AND THEN

There’s more, much more, to be enjoyed, often in convenient pairings: LITTLE LORD FAUNTLEROY and TOM SAWYER would make a fine double-feature, as might THE FOUNTAIN (Ann Harding) and UNFAITHFUL (Ruth Chatterton), while Canadian backwoods drama JALNA could pair up with the misbegotten SPITFIRE, in which Katharine Hepburn boggles every instinct known to man by playing a hillbilly (Appalachia by way of Bryn Mawr). Tex Avery did a pretty good Hepburn caricature, so I’m imagining this crossed with his LITTLE RURAL RIDING HOOD, La Hepburn opening doors with her prehensile toes, etc… Cromwell, of course, was well aware this casting was insane, but he was at RKO, so what could you do? Campaign for Ginger Rogers?

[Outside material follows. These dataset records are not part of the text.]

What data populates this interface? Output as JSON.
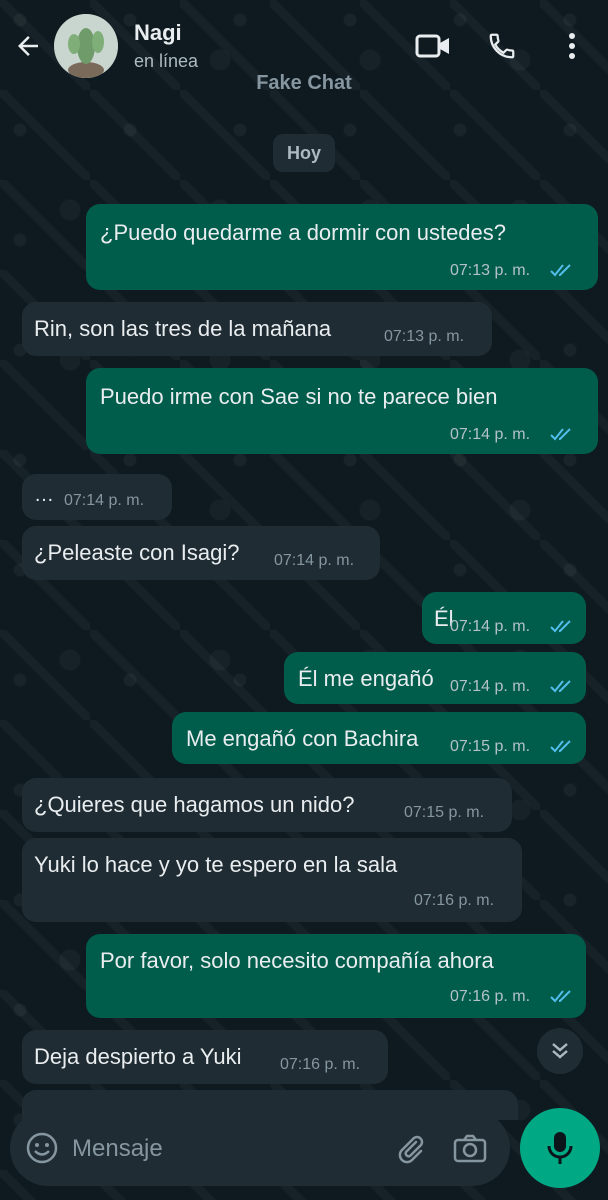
{
  "header": {
    "contact_name": "Nagi",
    "status": "en línea",
    "watermark": "Fake Chat",
    "icons": [
      "back-arrow-icon",
      "video-call-icon",
      "phone-icon",
      "more-vert-icon"
    ]
  },
  "date_chip": "Hoy",
  "messages": [
    {
      "dir": "out",
      "text": "¿Puedo quedarme a dormir con ustedes?",
      "time": "07:13 p. m.",
      "read": true
    },
    {
      "dir": "in",
      "text": "Rin, son las tres de la mañana",
      "time": "07:13 p. m."
    },
    {
      "dir": "out",
      "text": "Puedo irme con Sae si no te parece bien",
      "time": "07:14 p. m.",
      "read": true
    },
    {
      "dir": "in",
      "text": "…",
      "time": "07:14 p. m."
    },
    {
      "dir": "in",
      "text": "¿Peleaste con Isagi?",
      "time": "07:14 p. m."
    },
    {
      "dir": "out",
      "text": "Él",
      "time": "07:14 p. m.",
      "read": true
    },
    {
      "dir": "out",
      "text": "Él me engañó",
      "time": "07:14 p. m.",
      "read": true
    },
    {
      "dir": "out",
      "text": "Me engañó con Bachira",
      "time": "07:15 p. m.",
      "read": true
    },
    {
      "dir": "in",
      "text": "¿Quieres que hagamos un nido?",
      "time": "07:15 p. m."
    },
    {
      "dir": "in",
      "text": "Yuki lo hace y yo te espero en la sala",
      "time": "07:16 p. m."
    },
    {
      "dir": "out",
      "text": "Por favor, solo necesito compañía ahora",
      "time": "07:16 p. m.",
      "read": true
    },
    {
      "dir": "in",
      "text": "Deja despierto a Yuki",
      "time": "07:16 p. m."
    }
  ],
  "composer": {
    "placeholder": "Mensaje",
    "icons": [
      "emoji-icon",
      "attach-icon",
      "camera-icon",
      "mic-icon"
    ]
  },
  "colors": {
    "outgoing_bubble": "#005c4b",
    "incoming_bubble": "#1f2c33",
    "read_ticks": "#53bdeb",
    "accent": "#00a884"
  }
}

THE WORLD AND THE FLESH still seems to mark the moment when Cromwell really engaged with cinema, and it may have been motivated by his absolute contempt for the script, a farrago of Russian Revolution clichés and fantasies he knew to be utter bilge. Desperation breeds inspiration, and like Sidney Furie stamping on the script of THE IPCRESS FILE before making a masterpiece out of it, Cromwell energized his dormant stylistic powers, and increased in stature forthwith.